Local Farm Partners

R&DE Stanford Dining purchased approximately 67,000 pounds of organic produce directly from a local farm, Pie Ranch, in 2016. This direct institutional CSA model relationship has been in existence for three years and was featured in the San Francisco Chronicle. For the past two years, R&DE Stanford Dining has had a direct relationship with Coke Farm, a local, organic farm and farm hub that sources from about 50 small and medium-sized local farms. R&DE also buys approximately 14,000 pounds of produce from the O’Donohue Family Stanford Educational Farm annually for a farm-to-campus program.

R&DE also co-founded and jointly leads the Bay Area Sustainable Sourcing Group in collaboration with Google Food to bring together regional, large food buyers and food system experts from universities and the dining departments a tech companies to elevate the thought leadership on sustainability and to leverage the group’s purchasing power to improve the regional food system.

Waste Reduction

R&DE Stanford Dining reduces waste, composts, donates food, and recycles whenever possible with a goal of zero waste in the dining halls and cafes. As part of R&DE Stanford Dining’s “Love Food Hate Waste” program, all dining halls have a food waste monitoring system. Stanford Dining is committed to reducing food waste throughout all parts of the food system. An example of this is through the “Deliciously Imperfect” program. R&DE has been working with 40 small and medium sized, local, organic farms to source “ugly produce” that is deemed too large, small, misshapen, miscolored, or scarred and unsellable produce that would otherwise be left in the fields or discarded, giving local, small and medium sized organic farms an additional source of income. R&DE also regularly donates food to local non-profits.

Organic Teaching Gardens

R&DE Stanford Dining has 10 organic teaching gardens. Stanford Dining also has a greenhouse in Arrillaga Family Dining Commons that grows microgreens and hydroponic towers in Florence Moore Dining.  The R&DE Stanford Dining organic teaching gardens offer multiple work days a week in addition to workshops that teach students how to grow their own produce. In addition, the Seed Library run by R&DE Stanford Dining gives students and the Stanford community free seeds each month that they can plant at home or in the gardens by their residences. 

Sustainable Living Program

The Sustainable Living Program is committed to influencing generations of students to lead sustainable lifestyles, not only on campus but in their future communities. R&DE Student Housing does this by providing infrastructure that encourages sustainable living. 

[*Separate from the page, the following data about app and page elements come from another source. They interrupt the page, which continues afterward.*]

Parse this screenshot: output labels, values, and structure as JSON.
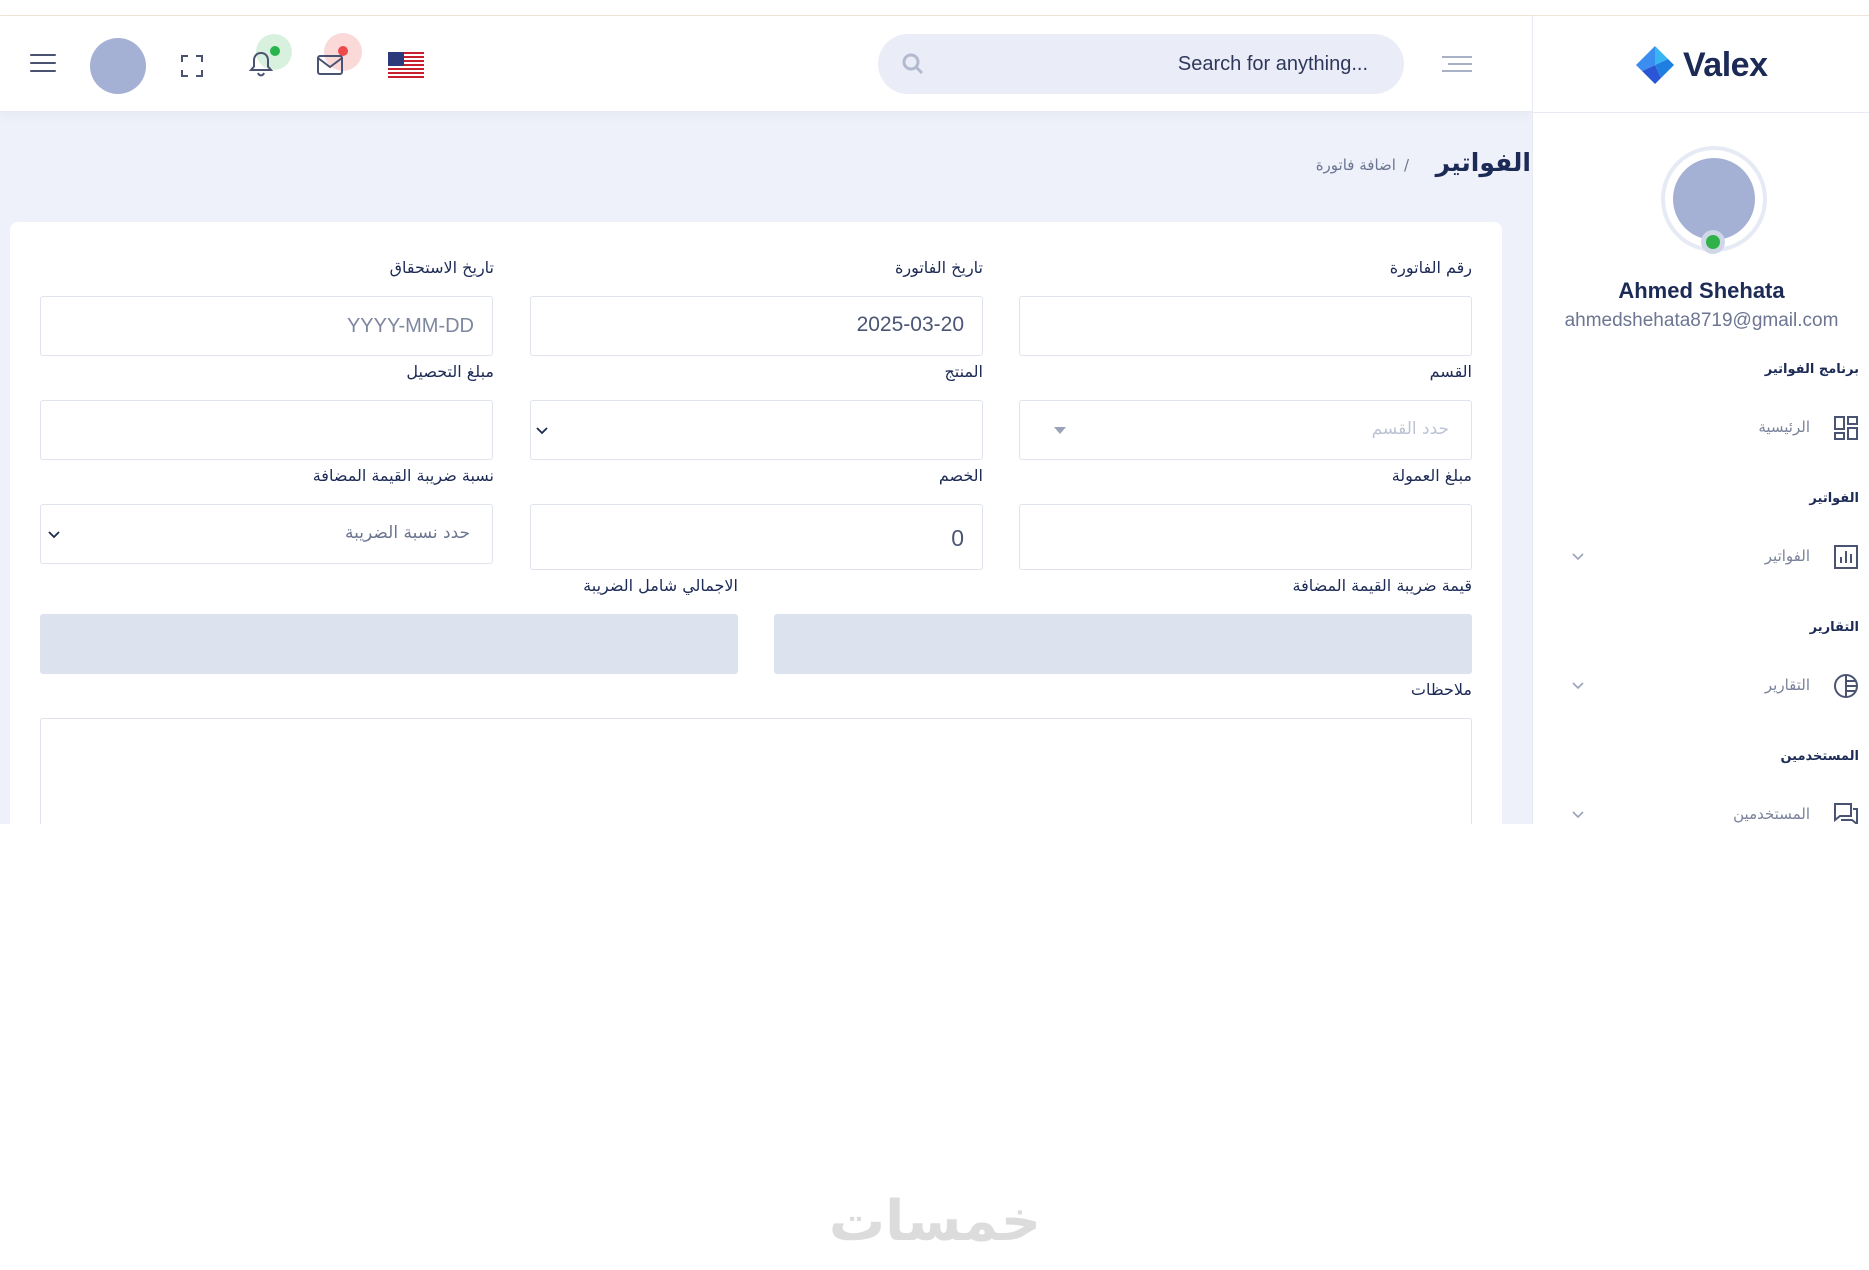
{
  "header": {
    "search_placeholder": "Search for anything...",
    "flag": "us-flag-icon"
  },
  "sidebar": {
    "logo_text": "Valex",
    "user_name": "Ahmed Shehata",
    "user_email": "ahmedshehata8719@gmail.com",
    "sections": [
      {
        "title": "برنامج الفواتير",
        "item": "الرئيسية",
        "icon": "dashboard-icon"
      },
      {
        "title": "الفواتير",
        "item": "الفواتير",
        "icon": "bar-chart-icon"
      },
      {
        "title": "التقارير",
        "item": "التقارير",
        "icon": "pie-chart-icon"
      },
      {
        "title": "المستخدمين",
        "item": "المستخدمين",
        "icon": "chat-icon"
      }
    ]
  },
  "page": {
    "title": "الفواتير",
    "breadcrumb": "اضافة فاتورة",
    "breadcrumb_sep": "/"
  },
  "form": {
    "invoice_number_label": "رقم الفاتورة",
    "invoice_number_value": "",
    "invoice_date_label": "تاريخ الفاتورة",
    "invoice_date_value": "2025-03-20",
    "due_date_label": "تاريخ الاستحقاق",
    "due_date_placeholder": "YYYY-MM-DD",
    "section_label": "القسم",
    "section_placeholder": "حدد القسم",
    "product_label": "المنتج",
    "collection_amount_label": "مبلغ التحصيل",
    "commission_amount_label": "مبلغ العمولة",
    "discount_label": "الخصم",
    "discount_value": "0",
    "vat_rate_label": "نسبة ضريبة القيمة المضافة",
    "vat_rate_placeholder": "حدد نسبة الضريبة",
    "vat_value_label": "قيمة ضريبة القيمة المضافة",
    "total_label": "الاجمالي شامل الضريبة",
    "notes_label": "ملاحظات"
  },
  "colors": {
    "brand": "#1c2a56",
    "online": "#2fb24a",
    "notification": "#28b44c",
    "mail_alert": "#ee4a4a"
  },
  "watermark": "خمسات"
}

The R&DE Sustainable Living Program collaborates with students and staff to foster behavior change, reduce energy and water consumption, and reduce waste production in campus residences. 

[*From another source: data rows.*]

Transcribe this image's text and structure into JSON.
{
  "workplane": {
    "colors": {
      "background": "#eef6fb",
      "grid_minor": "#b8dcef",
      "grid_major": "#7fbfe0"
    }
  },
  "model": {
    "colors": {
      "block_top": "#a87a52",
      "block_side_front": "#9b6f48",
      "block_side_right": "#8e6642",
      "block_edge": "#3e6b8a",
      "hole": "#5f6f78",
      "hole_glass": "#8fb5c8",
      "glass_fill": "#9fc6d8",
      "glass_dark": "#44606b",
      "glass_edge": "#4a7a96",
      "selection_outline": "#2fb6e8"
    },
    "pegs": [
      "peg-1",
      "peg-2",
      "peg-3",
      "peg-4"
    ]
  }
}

DOWNLOAD THE Student Housing FACT SHEET - PDF

Water Conservation

R&DE Student Housing led an irrigation retrofit project in 2015 that included replacing all irrigation equipment, over 20,000 pieces, across its 57 acres of landscape with more efficient models; this is expected to save 33 million gallons of water per year, a 46% reduction in R&DE’s irrigation water use. R&DE continually strives to advance conservation efforts, and tested the lowest-flow showerhead on the market, making Stanford the first university to do so. 

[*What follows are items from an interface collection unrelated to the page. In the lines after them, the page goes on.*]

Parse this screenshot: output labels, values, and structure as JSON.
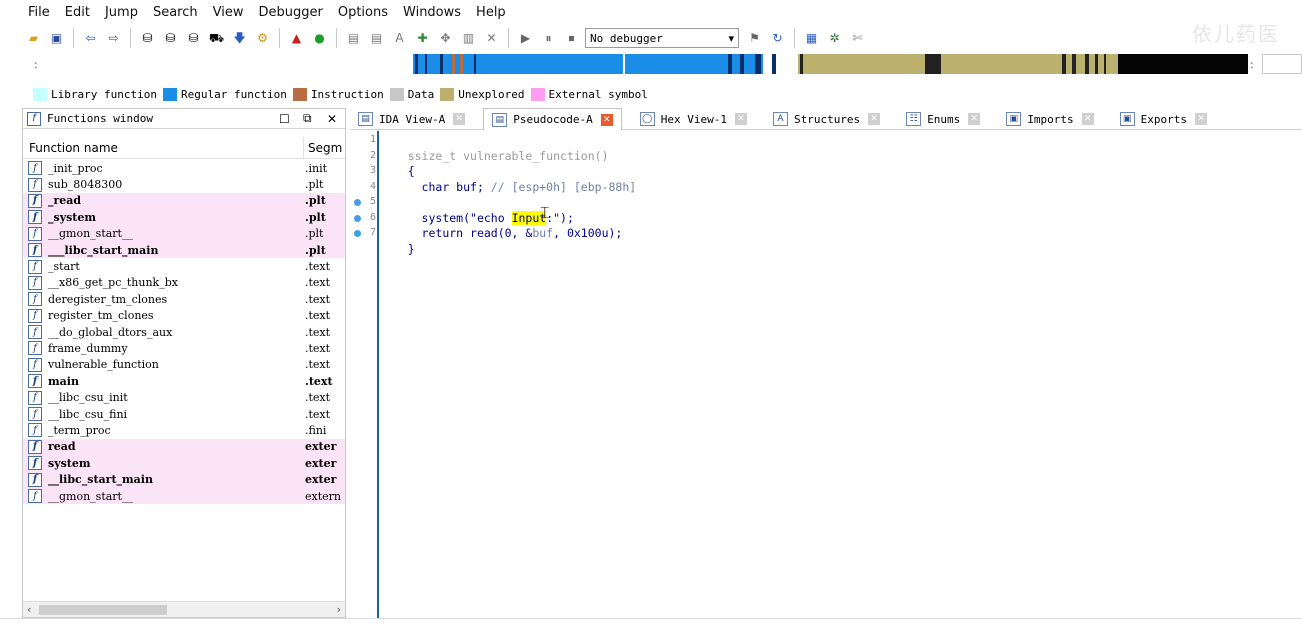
{
  "menu": [
    "File",
    "Edit",
    "Jump",
    "Search",
    "View",
    "Debugger",
    "Options",
    "Windows",
    "Help"
  ],
  "toolbar": {
    "debugger_value": "No debugger",
    "watermark": "依儿药医"
  },
  "colors": {
    "library": "#c6ffff",
    "regular": "#1a8ee6",
    "instruction": "#b86d42",
    "data": "#c7c7c7",
    "unexplored": "#bcb06f",
    "external": "#ff9ef0",
    "tab_close_active": "#e85a2b",
    "gutter_dot": "#3fa0e3"
  },
  "legend": [
    {
      "label": "Library function",
      "color_key": "library"
    },
    {
      "label": "Regular function",
      "color_key": "regular"
    },
    {
      "label": "Instruction",
      "color_key": "instruction"
    },
    {
      "label": "Data",
      "color_key": "data"
    },
    {
      "label": "Unexplored",
      "color_key": "unexplored"
    },
    {
      "label": "External symbol",
      "color_key": "external"
    }
  ],
  "functions_window": {
    "title": "Functions window",
    "col_name": "Function name",
    "col_segment": "Segm",
    "rows": [
      {
        "name": "_init_proc",
        "seg": ".init",
        "pink": false,
        "bold": false
      },
      {
        "name": "sub_8048300",
        "seg": ".plt",
        "pink": false,
        "bold": false
      },
      {
        "name": "_read",
        "seg": ".plt",
        "pink": true,
        "bold": true
      },
      {
        "name": "_system",
        "seg": ".plt",
        "pink": true,
        "bold": true
      },
      {
        "name": "__gmon_start__",
        "seg": ".plt",
        "pink": true,
        "bold": false
      },
      {
        "name": "___libc_start_main",
        "seg": ".plt",
        "pink": true,
        "bold": true
      },
      {
        "name": "_start",
        "seg": ".text",
        "pink": false,
        "bold": false
      },
      {
        "name": "__x86_get_pc_thunk_bx",
        "seg": ".text",
        "pink": false,
        "bold": false
      },
      {
        "name": "deregister_tm_clones",
        "seg": ".text",
        "pink": false,
        "bold": false
      },
      {
        "name": "register_tm_clones",
        "seg": ".text",
        "pink": false,
        "bold": false
      },
      {
        "name": "__do_global_dtors_aux",
        "seg": ".text",
        "pink": false,
        "bold": false
      },
      {
        "name": "frame_dummy",
        "seg": ".text",
        "pink": false,
        "bold": false
      },
      {
        "name": "vulnerable_function",
        "seg": ".text",
        "pink": false,
        "bold": false
      },
      {
        "name": "main",
        "seg": ".text",
        "pink": false,
        "bold": true
      },
      {
        "name": "__libc_csu_init",
        "seg": ".text",
        "pink": false,
        "bold": false
      },
      {
        "name": "__libc_csu_fini",
        "seg": ".text",
        "pink": false,
        "bold": false
      },
      {
        "name": "_term_proc",
        "seg": ".fini",
        "pink": false,
        "bold": false
      },
      {
        "name": "read",
        "seg": "exter",
        "pink": true,
        "bold": true
      },
      {
        "name": "system",
        "seg": "exter",
        "pink": true,
        "bold": true
      },
      {
        "name": "__libc_start_main",
        "seg": "exter",
        "pink": true,
        "bold": true
      },
      {
        "name": "__gmon_start__",
        "seg": "extern",
        "pink": true,
        "bold": false
      }
    ]
  },
  "tabs": [
    {
      "label": "IDA View-A",
      "icon": "ida-view-icon",
      "active": false
    },
    {
      "label": "Pseudocode-A",
      "icon": "pseudocode-icon",
      "active": true
    },
    {
      "label": "Hex View-1",
      "icon": "hex-view-icon",
      "active": false
    },
    {
      "label": "Structures",
      "icon": "structures-icon",
      "active": false
    },
    {
      "label": "Enums",
      "icon": "enums-icon",
      "active": false
    },
    {
      "label": "Imports",
      "icon": "imports-icon",
      "active": false
    },
    {
      "label": "Exports",
      "icon": "exports-icon",
      "active": false
    }
  ],
  "code": {
    "lines": [
      {
        "num": "1",
        "dot": false
      },
      {
        "num": "2",
        "dot": false
      },
      {
        "num": "3",
        "dot": false
      },
      {
        "num": "4",
        "dot": false
      },
      {
        "num": "5",
        "dot": true
      },
      {
        "num": "6",
        "dot": true
      },
      {
        "num": "7",
        "dot": true
      }
    ],
    "l1": "ssize_t vulnerable_function()",
    "l2": "{",
    "l3a": "  char buf; ",
    "l3b": "// [esp+0h] [ebp-88h]",
    "l5a": "  system(\"echo ",
    "l5b": "Input",
    "l5c": ":\");",
    "l6a": "  return read(0, &",
    "l6b": "buf",
    "l6c": ", 0x100u);",
    "l7": "}"
  }
}
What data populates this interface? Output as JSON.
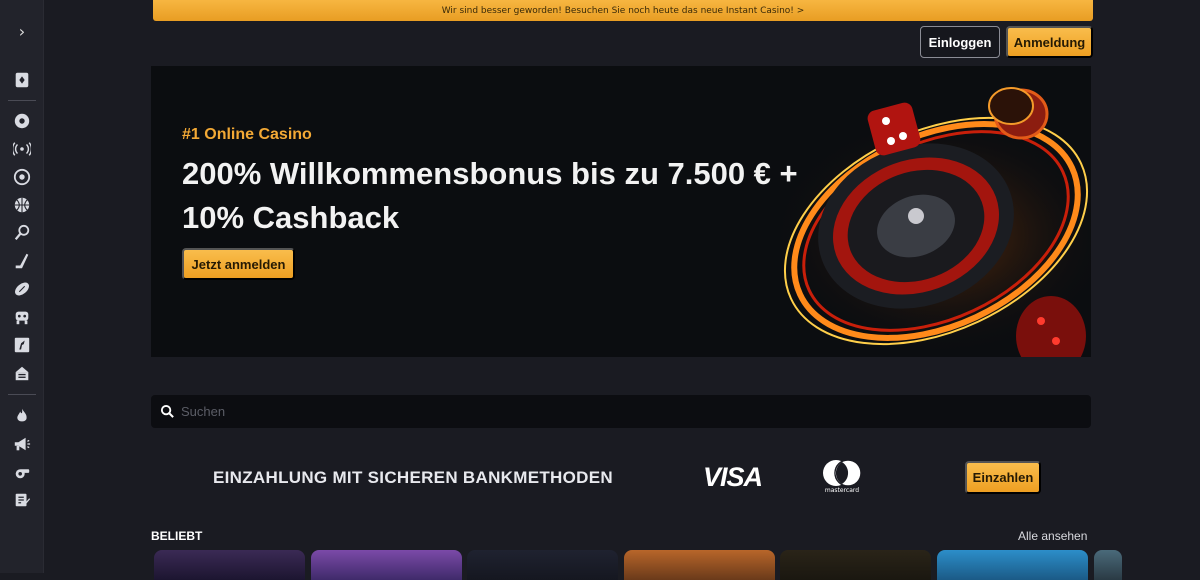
{
  "promo_banner": {
    "text": "Wir sind besser geworden! Besuchen Sie noch heute das neue Instant Casino! >"
  },
  "header": {
    "login_label": "Einloggen",
    "register_label": "Anmeldung"
  },
  "sidebar": {
    "toggle_icon": "chevron-right-icon",
    "items": [
      {
        "icon": "casino-card-icon"
      },
      {
        "icon": "sports-icon"
      },
      {
        "icon": "live-broadcast-icon"
      },
      {
        "icon": "soccer-icon"
      },
      {
        "icon": "basketball-icon"
      },
      {
        "icon": "tennis-icon"
      },
      {
        "icon": "hockey-icon"
      },
      {
        "icon": "american-football-icon"
      },
      {
        "icon": "esports-icon"
      },
      {
        "icon": "horse-racing-icon"
      },
      {
        "icon": "virtual-sports-icon"
      },
      {
        "icon": "hot-fire-icon"
      },
      {
        "icon": "promotions-megaphone-icon"
      },
      {
        "icon": "whistle-icon"
      },
      {
        "icon": "betslip-edit-icon"
      }
    ]
  },
  "hero": {
    "kicker": "#1 Online Casino",
    "title": "200% Willkommensbonus bis zu 7.500 € + 10% Cashback",
    "cta_label": "Jetzt anmelden"
  },
  "search": {
    "placeholder": "Suchen"
  },
  "bank": {
    "title": "EINZAHLUNG MIT SICHEREN BANKMETHODEN",
    "visa_label": "VISA",
    "mastercard_label": "mastercard",
    "deposit_label": "Einzahlen"
  },
  "popular": {
    "title": "BELIEBT",
    "see_all_label": "Alle ansehen"
  },
  "colors": {
    "accent": "#f2a52c",
    "background": "#1a1b22",
    "sidebar": "#22232b"
  }
}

Waste Reduction

R&DE Student Housing is expanding its zero waste program across all areas of R&DE. By the end of  2017, all residences will be outfitted with multi-stream collection bins and over the next three years all of R&DE facilities will be outfitted for zero-waste.

Green Cleaning

After a successful 2015 pilot in the Delta Delta Delta sorority house, R&DE plans to expand its green cleaning system to all houses.  The Tersano cleaning system uses an ozone-infused water solution that is just as powerful as traditional cleaners, without any chemicals. In addition to reducing packaging, the ozone solution is much safer for custodian and occupant health and reduces the impact of chemicals on the environment.  

Sustainable Move Out

The annual Give & Go program aims to reduce waste sent to landfill as students move out at the end of the academic year and partners with regional organizations to donate gently used items to communities in need.  Each year the program diverts approximately 50 tons of materials from the landfill.